BEGIN Data records
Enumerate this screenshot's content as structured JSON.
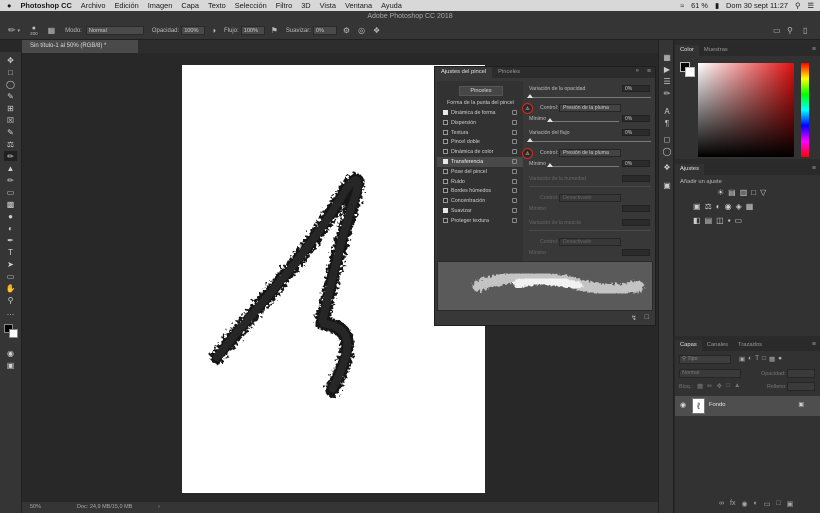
{
  "menubar": {
    "apple": "",
    "items": [
      "Photoshop CC",
      "Archivo",
      "Edición",
      "Imagen",
      "Capa",
      "Texto",
      "Selección",
      "Filtro",
      "3D",
      "Vista",
      "Ventana",
      "Ayuda"
    ],
    "battery": "61 %",
    "datetime": "Dom 30 sept  11:27"
  },
  "window_title": "Adobe Photoshop CC 2018",
  "options": {
    "brush_size": "200",
    "mode_label": "Modo:",
    "mode_value": "Normal",
    "opacity_label": "Opacidad:",
    "opacity_value": "100%",
    "flow_label": "Flujo:",
    "flow_value": "100%",
    "smooth_label": "Suavizar:",
    "smooth_value": "0%"
  },
  "document_tab": "Sin título-1 al 50% (RGB/8) *",
  "status": {
    "zoom": "50%",
    "doc": "Doc: 24,9 MB/15,0 MB"
  },
  "brush_panel": {
    "tabs": [
      "Ajustes del pincel",
      "Pinceles"
    ],
    "pinceles_button": "Pinceles",
    "tip_shape": "Forma de la punta del pincel",
    "options": [
      {
        "label": "Dinámica de forma",
        "checked": true,
        "selected": false
      },
      {
        "label": "Dispersión",
        "checked": false,
        "selected": false
      },
      {
        "label": "Textura",
        "checked": false,
        "selected": false
      },
      {
        "label": "Pincel doble",
        "checked": false,
        "selected": false
      },
      {
        "label": "Dinámica de color",
        "checked": false,
        "selected": false
      },
      {
        "label": "Transferencia",
        "checked": true,
        "selected": true
      },
      {
        "label": "Pose del pincel",
        "checked": false,
        "selected": false
      },
      {
        "label": "Ruido",
        "checked": false,
        "selected": false
      },
      {
        "label": "Bordes húmedos",
        "checked": false,
        "selected": false
      },
      {
        "label": "Concentración",
        "checked": false,
        "selected": false
      },
      {
        "label": "Suavizar",
        "checked": true,
        "selected": false
      },
      {
        "label": "Proteger textura",
        "checked": false,
        "selected": false
      }
    ],
    "opacity_jitter_label": "Variación de la opacidad",
    "opacity_jitter_value": "0%",
    "control_label": "Control:",
    "control1_value": "Presión de la pluma",
    "minimum_label": "Mínimo",
    "minimum1_value": "0%",
    "flow_jitter_label": "Variación del flujo",
    "flow_jitter_value": "0%",
    "control2_value": "Presión de la pluma",
    "minimum2_value": "0%",
    "wet_jitter_label": "Variación de la humedad",
    "control3_value": "Desactivado",
    "mix_jitter_label": "Variación de la mezcla",
    "control4_value": "Desactivado"
  },
  "color_panel": {
    "tabs": [
      "Color",
      "Muestras"
    ]
  },
  "adjust_panel": {
    "tab": "Ajustes",
    "add_label": "Añadir un ajuste"
  },
  "layers_panel": {
    "tabs": [
      "Capas",
      "Canales",
      "Trazados"
    ],
    "filter_placeholder": "Tipo",
    "blend_mode": "Normal",
    "opacity_label": "Opacidad:",
    "lock_label": "Bloq.:",
    "fill_label": "Relleno:",
    "layer_name": "Fondo"
  }
}
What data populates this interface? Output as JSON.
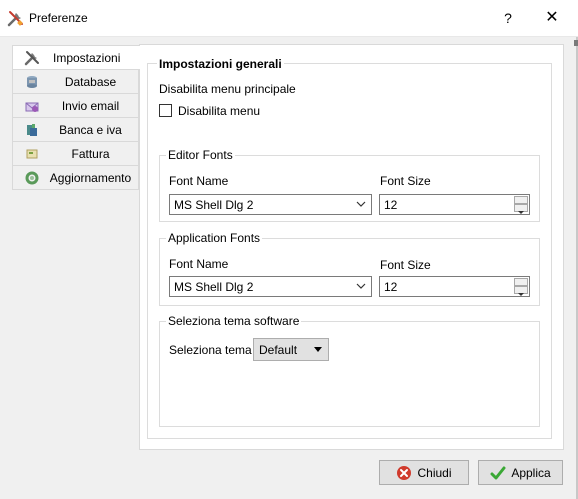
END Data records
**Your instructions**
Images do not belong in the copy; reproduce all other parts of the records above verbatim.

**Written solution**
Enumerate this screenshot's content as structured JSON.
{
  "menubar": {
    "apple": "",
    "items": [
      "Photoshop CC",
      "Archivo",
      "Edición",
      "Imagen",
      "Capa",
      "Texto",
      "Selección",
      "Filtro",
      "3D",
      "Vista",
      "Ventana",
      "Ayuda"
    ],
    "battery": "61 %",
    "datetime": "Dom 30 sept  11:27"
  },
  "window_title": "Adobe Photoshop CC 2018",
  "options": {
    "brush_size": "200",
    "mode_label": "Modo:",
    "mode_value": "Normal",
    "opacity_label": "Opacidad:",
    "opacity_value": "100%",
    "flow_label": "Flujo:",
    "flow_value": "100%",
    "smooth_label": "Suavizar:",
    "smooth_value": "0%"
  },
  "document_tab": "Sin título-1 al 50% (RGB/8) *",
  "status": {
    "zoom": "50%",
    "doc": "Doc: 24,9 MB/15,0 MB"
  },
  "brush_panel": {
    "tabs": [
      "Ajustes del pincel",
      "Pinceles"
    ],
    "pinceles_button": "Pinceles",
    "tip_shape": "Forma de la punta del pincel",
    "options": [
      {
        "label": "Dinámica de forma",
        "checked": true,
        "selected": false
      },
      {
        "label": "Dispersión",
        "checked": false,
        "selected": false
      },
      {
        "label": "Textura",
        "checked": false,
        "selected": false
      },
      {
        "label": "Pincel doble",
        "checked": false,
        "selected": false
      },
      {
        "label": "Dinámica de color",
        "checked": false,
        "selected": false
      },
      {
        "label": "Transferencia",
        "checked": true,
        "selected": true
      },
      {
        "label": "Pose del pincel",
        "checked": false,
        "selected": false
      },
      {
        "label": "Ruido",
        "checked": false,
        "selected": false
      },
      {
        "label": "Bordes húmedos",
        "checked": false,
        "selected": false
      },
      {
        "label": "Concentración",
        "checked": false,
        "selected": false
      },
      {
        "label": "Suavizar",
        "checked": true,
        "selected": false
      },
      {
        "label": "Proteger textura",
        "checked": false,
        "selected": false
      }
    ],
    "opacity_jitter_label": "Variación de la opacidad",
    "opacity_jitter_value": "0%",
    "control_label": "Control:",
    "control1_value": "Presión de la pluma",
    "minimum_label": "Mínimo",
    "minimum1_value": "0%",
    "flow_jitter_label": "Variación del flujo",
    "flow_jitter_value": "0%",
    "control2_value": "Presión de la pluma",
    "minimum2_value": "0%",
    "wet_jitter_label": "Variación de la humedad",
    "control3_value": "Desactivado",
    "mix_jitter_label": "Variación de la mezcla",
    "control4_value": "Desactivado"
  },
  "color_panel": {
    "tabs": [
      "Color",
      "Muestras"
    ]
  },
  "adjust_panel": {
    "tab": "Ajustes",
    "add_label": "Añadir un ajuste"
  },
  "layers_panel": {
    "tabs": [
      "Capas",
      "Canales",
      "Trazados"
    ],
    "filter_placeholder": "Tipo",
    "blend_mode": "Normal",
    "opacity_label": "Opacidad:",
    "lock_label": "Bloq.:",
    "fill_label": "Relleno:",
    "layer_name": "Fondo"
  }
}
What data populates this interface? Output as JSON.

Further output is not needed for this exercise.